Segment Start: Records supplied

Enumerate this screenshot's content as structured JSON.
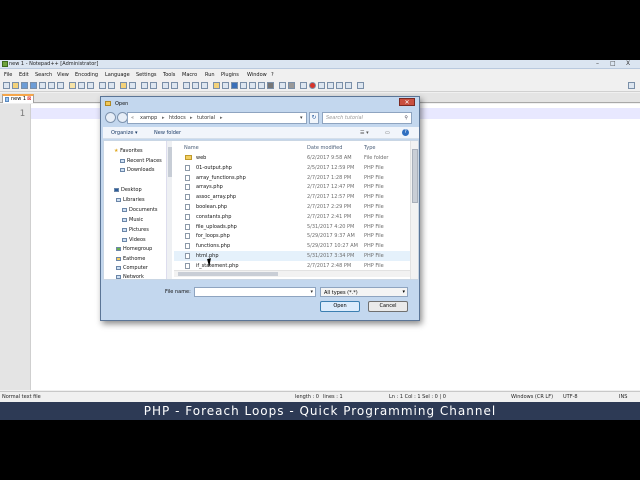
{
  "app": {
    "title": "new 1 - Notepad++ [Administrator]",
    "menu": [
      "File",
      "Edit",
      "Search",
      "View",
      "Encoding",
      "Language",
      "Settings",
      "Tools",
      "Macro",
      "Run",
      "Plugins",
      "Window",
      "?"
    ],
    "tab_label": "new 1",
    "line_number": "1",
    "window_close": "X"
  },
  "statusbar": {
    "file_type": "Normal text file",
    "length": "length : 0",
    "lines": "lines : 1",
    "position": "Ln : 1    Col : 1    Sel : 0 | 0",
    "eol": "Windows (CR LF)",
    "encoding": "UTF-8",
    "mode": "INS"
  },
  "caption": "PHP - Foreach Loops - Quick Programming Channel",
  "dialog": {
    "title": "Open",
    "close": "✕",
    "address": [
      "xampp",
      "htdocs",
      "tutorial"
    ],
    "search_placeholder": "Search tutorial",
    "organize": "Organize ▾",
    "new_folder": "New folder",
    "nav": {
      "favorites": "Favorites",
      "recent_places": "Recent Places",
      "downloads": "Downloads",
      "desktop": "Desktop",
      "libraries": "Libraries",
      "documents": "Documents",
      "music": "Music",
      "pictures": "Pictures",
      "videos": "Videos",
      "homegroup": "Homegroup",
      "user": "Eathome",
      "computer": "Computer",
      "network": "Network"
    },
    "columns": {
      "name": "Name",
      "date": "Date modified",
      "type": "Type"
    },
    "files": [
      {
        "name": "web",
        "date": "6/2/2017 9:58 AM",
        "type": "File folder",
        "folder": true
      },
      {
        "name": "01-output.php",
        "date": "2/5/2017 12:59 PM",
        "type": "PHP File"
      },
      {
        "name": "array_functions.php",
        "date": "2/7/2017 1:28 PM",
        "type": "PHP File"
      },
      {
        "name": "arrays.php",
        "date": "2/7/2017 12:47 PM",
        "type": "PHP File"
      },
      {
        "name": "assoc_array.php",
        "date": "2/7/2017 12:57 PM",
        "type": "PHP File"
      },
      {
        "name": "boolean.php",
        "date": "2/7/2017 2:29 PM",
        "type": "PHP File"
      },
      {
        "name": "constants.php",
        "date": "2/7/2017 2:41 PM",
        "type": "PHP File"
      },
      {
        "name": "file_uploads.php",
        "date": "5/31/2017 4:20 PM",
        "type": "PHP File"
      },
      {
        "name": "for_loops.php",
        "date": "5/29/2017 9:37 AM",
        "type": "PHP File"
      },
      {
        "name": "functions.php",
        "date": "5/29/2017 10:27 AM",
        "type": "PHP File"
      },
      {
        "name": "html.php",
        "date": "5/31/2017 3:34 PM",
        "type": "PHP File"
      },
      {
        "name": "if_statement.php",
        "date": "2/7/2017 2:48 PM",
        "type": "PHP File"
      }
    ],
    "file_name_label": "File name:",
    "file_name_value": "",
    "file_type_selected": "All types (*.*)",
    "open_button": "Open",
    "cancel_button": "Cancel"
  }
}
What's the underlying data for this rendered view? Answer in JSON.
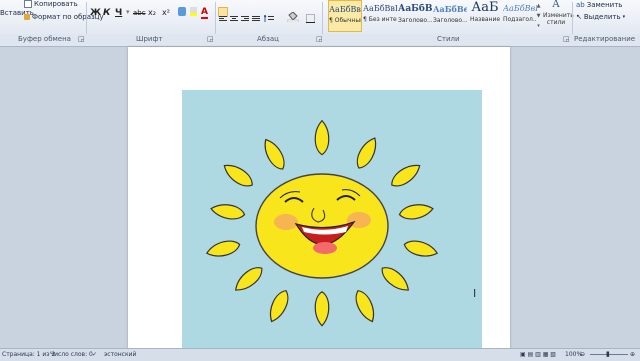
{
  "clipboard": {
    "paste_label": "Вставить",
    "copy_label": "Копировать",
    "format_painter_label": "Формат по образцу",
    "group_label": "Буфер обмена"
  },
  "font": {
    "bold": "Ж",
    "italic": "К",
    "underline": "Ч",
    "strike": "abc",
    "subscript": "x₂",
    "superscript": "x²",
    "text_color_letter": "A",
    "group_label": "Шрифт"
  },
  "paragraph": {
    "group_label": "Абзац"
  },
  "styles": {
    "group_label": "Стили",
    "items": [
      {
        "sample": "АаБбВвГ",
        "name": "¶ Обычный"
      },
      {
        "sample": "АаБбВвГ",
        "name": "¶ Без инте..."
      },
      {
        "sample": "АаБбВ",
        "name": "Заголово..."
      },
      {
        "sample": "АаБбВе",
        "name": "Заголово..."
      },
      {
        "sample": "АаБ",
        "name": "Название"
      },
      {
        "sample": "АаБбВвЕ",
        "name": "Подзагол..."
      }
    ],
    "change_styles_label": "Изменить стили"
  },
  "editing": {
    "replace_label": "Заменить",
    "select_label": "Выделить",
    "group_label": "Редактирование"
  },
  "status": {
    "page": "Страница: 1 из 2",
    "words": "Число слов: 0",
    "language": "эстонский",
    "zoom": "100%"
  },
  "colors": {
    "sun_yellow": "#f9e51c",
    "sky_blue": "#aed8e2",
    "accent_blue": "#2b579a"
  }
}
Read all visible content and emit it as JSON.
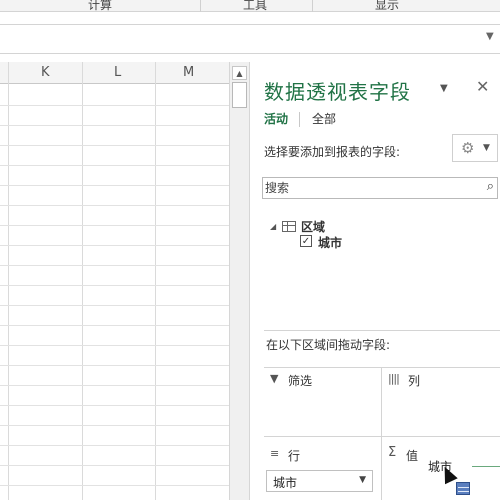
{
  "ribbon": {
    "groups": [
      "计算",
      "工具",
      "显示"
    ]
  },
  "formula_bar": {
    "expand_icon": "chevron-down-icon"
  },
  "sheet": {
    "columns": [
      "K",
      "L",
      "M"
    ]
  },
  "pane": {
    "title": "数据透视表字段",
    "tabs": [
      "活动",
      "全部"
    ],
    "choose_fields_label": "选择要添加到报表的字段:",
    "search_placeholder": "搜索",
    "tree": {
      "table_name": "区域",
      "fields": [
        {
          "label": "城市",
          "checked": true
        }
      ]
    },
    "drag_label": "在以下区域间拖动字段:",
    "areas": {
      "filters": "筛选",
      "columns": "列",
      "rows": "行",
      "values": "值",
      "rows_field": "城市"
    },
    "drag_ghost_text": "城市",
    "accent_color": "#217346"
  }
}
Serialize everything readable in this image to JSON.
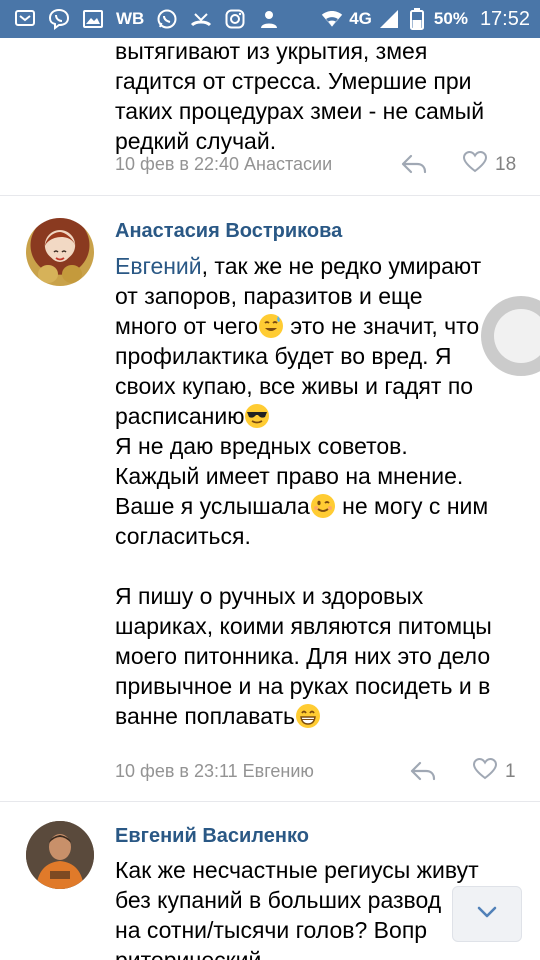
{
  "status_bar": {
    "carrier": "WB",
    "network": "4G",
    "battery": "50%",
    "time": "17:52",
    "icons": [
      "notification-icon",
      "viber-icon",
      "gallery-icon",
      "whatsapp-icon",
      "missed-call-icon",
      "instagram-icon",
      "person-icon",
      "wifi-icon",
      "signal-icon",
      "battery-icon"
    ]
  },
  "comments": [
    {
      "text_lines": [
        "вытягивают из укрытия, змея",
        "гадится от стресса. Умершие при",
        "таких процедурах змеи - не самый",
        "редкий случай."
      ],
      "meta": "10 фев в 22:40 Анастасии",
      "likes": "18"
    },
    {
      "author": "Анастасия Вострикова",
      "mention": "Евгений",
      "text_parts": {
        "p1a": ", так же не редко умирают",
        "p1b": "от запоров, паразитов и еще",
        "p1c": "много от чего",
        "p1d": " это не значит, что",
        "p1e": "профилактика будет во вред. Я",
        "p1f": "своих купаю, все живы и гадят по",
        "p1g": "расписанию",
        "p1h": "Я не даю вредных советов.",
        "p1i": "Каждый имеет право на мнение.",
        "p1j": "Ваше я услышала",
        "p1k": " не могу с ним",
        "p1l": "согласиться.",
        "p2a": "Я пишу о ручных и здоровых",
        "p2b": "шариках, коими являются питомцы",
        "p2c": "моего питонника. Для них это дело",
        "p2d": "привычное и на руках посидеть и в",
        "p2e": "ванне поплавать"
      },
      "meta": "10 фев в 23:11 Евгению",
      "likes": "1"
    },
    {
      "author": "Евгений Василенко",
      "text_lines": [
        "Как же несчастные региусы живут",
        "без купаний в больших развод",
        "на сотни/тысячи голов? Вопр",
        "риторический"
      ]
    }
  ],
  "colors": {
    "status_bar": "#4a76a8",
    "link": "#2a5885",
    "meta": "#939393",
    "divider": "#e7e8ec"
  }
}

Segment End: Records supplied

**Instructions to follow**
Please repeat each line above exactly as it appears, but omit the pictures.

**Reply**
Enumerate this screenshot's content as structured JSON.
{
  "app": {
    "title": "new 1 - Notepad++ [Administrator]",
    "menu": [
      "File",
      "Edit",
      "Search",
      "View",
      "Encoding",
      "Language",
      "Settings",
      "Tools",
      "Macro",
      "Run",
      "Plugins",
      "Window",
      "?"
    ],
    "tab_label": "new 1",
    "line_number": "1",
    "window_close": "X"
  },
  "statusbar": {
    "file_type": "Normal text file",
    "length": "length : 0",
    "lines": "lines : 1",
    "position": "Ln : 1    Col : 1    Sel : 0 | 0",
    "eol": "Windows (CR LF)",
    "encoding": "UTF-8",
    "mode": "INS"
  },
  "caption": "PHP - Foreach Loops - Quick Programming Channel",
  "dialog": {
    "title": "Open",
    "close": "✕",
    "address": [
      "xampp",
      "htdocs",
      "tutorial"
    ],
    "search_placeholder": "Search tutorial",
    "organize": "Organize ▾",
    "new_folder": "New folder",
    "nav": {
      "favorites": "Favorites",
      "recent_places": "Recent Places",
      "downloads": "Downloads",
      "desktop": "Desktop",
      "libraries": "Libraries",
      "documents": "Documents",
      "music": "Music",
      "pictures": "Pictures",
      "videos": "Videos",
      "homegroup": "Homegroup",
      "user": "Eathome",
      "computer": "Computer",
      "network": "Network"
    },
    "columns": {
      "name": "Name",
      "date": "Date modified",
      "type": "Type"
    },
    "files": [
      {
        "name": "web",
        "date": "6/2/2017 9:58 AM",
        "type": "File folder",
        "folder": true
      },
      {
        "name": "01-output.php",
        "date": "2/5/2017 12:59 PM",
        "type": "PHP File"
      },
      {
        "name": "array_functions.php",
        "date": "2/7/2017 1:28 PM",
        "type": "PHP File"
      },
      {
        "name": "arrays.php",
        "date": "2/7/2017 12:47 PM",
        "type": "PHP File"
      },
      {
        "name": "assoc_array.php",
        "date": "2/7/2017 12:57 PM",
        "type": "PHP File"
      },
      {
        "name": "boolean.php",
        "date": "2/7/2017 2:29 PM",
        "type": "PHP File"
      },
      {
        "name": "constants.php",
        "date": "2/7/2017 2:41 PM",
        "type": "PHP File"
      },
      {
        "name": "file_uploads.php",
        "date": "5/31/2017 4:20 PM",
        "type": "PHP File"
      },
      {
        "name": "for_loops.php",
        "date": "5/29/2017 9:37 AM",
        "type": "PHP File"
      },
      {
        "name": "functions.php",
        "date": "5/29/2017 10:27 AM",
        "type": "PHP File"
      },
      {
        "name": "html.php",
        "date": "5/31/2017 3:34 PM",
        "type": "PHP File"
      },
      {
        "name": "if_statement.php",
        "date": "2/7/2017 2:48 PM",
        "type": "PHP File"
      }
    ],
    "file_name_label": "File name:",
    "file_name_value": "",
    "file_type_selected": "All types (*.*)",
    "open_button": "Open",
    "cancel_button": "Cancel"
  }
}
What's the underlying data for this rendered view? Answer in JSON.
{
  "clipboard": {
    "paste_label": "Вставить",
    "copy_label": "Копировать",
    "format_painter_label": "Формат по образцу",
    "group_label": "Буфер обмена"
  },
  "font": {
    "bold": "Ж",
    "italic": "К",
    "underline": "Ч",
    "strike": "abc",
    "subscript": "x₂",
    "superscript": "x²",
    "text_color_letter": "A",
    "group_label": "Шрифт"
  },
  "paragraph": {
    "group_label": "Абзац"
  },
  "styles": {
    "group_label": "Стили",
    "items": [
      {
        "sample": "АаБбВвГ",
        "name": "¶ Обычный"
      },
      {
        "sample": "АаБбВвГ",
        "name": "¶ Без инте..."
      },
      {
        "sample": "АаБбВ",
        "name": "Заголово..."
      },
      {
        "sample": "АаБбВе",
        "name": "Заголово..."
      },
      {
        "sample": "АаБ",
        "name": "Название"
      },
      {
        "sample": "АаБбВвЕ",
        "name": "Подзагол..."
      }
    ],
    "change_styles_label": "Изменить стили"
  },
  "editing": {
    "replace_label": "Заменить",
    "select_label": "Выделить",
    "group_label": "Редактирование"
  },
  "status": {
    "page": "Страница: 1 из 2",
    "words": "Число слов: 0",
    "language": "эстонский",
    "zoom": "100%"
  },
  "colors": {
    "sun_yellow": "#f9e51c",
    "sky_blue": "#aed8e2",
    "accent_blue": "#2b579a"
  }
}
Read all visible content and emit it as JSON.
{
  "ribbon": {
    "groups": [
      "计算",
      "工具",
      "显示"
    ]
  },
  "formula_bar": {
    "expand_icon": "chevron-down-icon"
  },
  "sheet": {
    "columns": [
      "K",
      "L",
      "M"
    ]
  },
  "pane": {
    "title": "数据透视表字段",
    "tabs": [
      "活动",
      "全部"
    ],
    "choose_fields_label": "选择要添加到报表的字段:",
    "search_placeholder": "搜索",
    "tree": {
      "table_name": "区域",
      "fields": [
        {
          "label": "城市",
          "checked": true
        }
      ]
    },
    "drag_label": "在以下区域间拖动字段:",
    "areas": {
      "filters": "筛选",
      "columns": "列",
      "rows": "行",
      "values": "值",
      "rows_field": "城市"
    },
    "drag_ghost_text": "城市",
    "accent_color": "#217346"
  }
}
Serialize everything readable in this image to JSON.
{
  "status_bar": {
    "carrier": "WB",
    "network": "4G",
    "battery": "50%",
    "time": "17:52",
    "icons": [
      "notification-icon",
      "viber-icon",
      "gallery-icon",
      "whatsapp-icon",
      "missed-call-icon",
      "instagram-icon",
      "person-icon",
      "wifi-icon",
      "signal-icon",
      "battery-icon"
    ]
  },
  "comments": [
    {
      "text_lines": [
        "вытягивают из укрытия, змея",
        "гадится от стресса. Умершие при",
        "таких процедурах змеи - не самый",
        "редкий случай."
      ],
      "meta": "10 фев в 22:40 Анастасии",
      "likes": "18"
    },
    {
      "author": "Анастасия Вострикова",
      "mention": "Евгений",
      "text_parts": {
        "p1a": ", так же не редко умирают",
        "p1b": "от запоров, паразитов и еще",
        "p1c": "много от чего",
        "p1d": " это не значит, что",
        "p1e": "профилактика будет во вред. Я",
        "p1f": "своих купаю, все живы и гадят по",
        "p1g": "расписанию",
        "p1h": "Я не даю вредных советов.",
        "p1i": "Каждый имеет право на мнение.",
        "p1j": "Ваше я услышала",
        "p1k": " не могу с ним",
        "p1l": "согласиться.",
        "p2a": "Я пишу о ручных и здоровых",
        "p2b": "шариках, коими являются питомцы",
        "p2c": "моего питонника. Для них это дело",
        "p2d": "привычное и на руках посидеть и в",
        "p2e": "ванне поплавать"
      },
      "meta": "10 фев в 23:11 Евгению",
      "likes": "1"
    },
    {
      "author": "Евгений Василенко",
      "text_lines": [
        "Как же несчастные региусы живут",
        "без купаний в больших развод",
        "на сотни/тысячи голов? Вопр",
        "риторический"
      ]
    }
  ],
  "colors": {
    "status_bar": "#4a76a8",
    "link": "#2a5885",
    "meta": "#939393",
    "divider": "#e7e8ec"
  }
}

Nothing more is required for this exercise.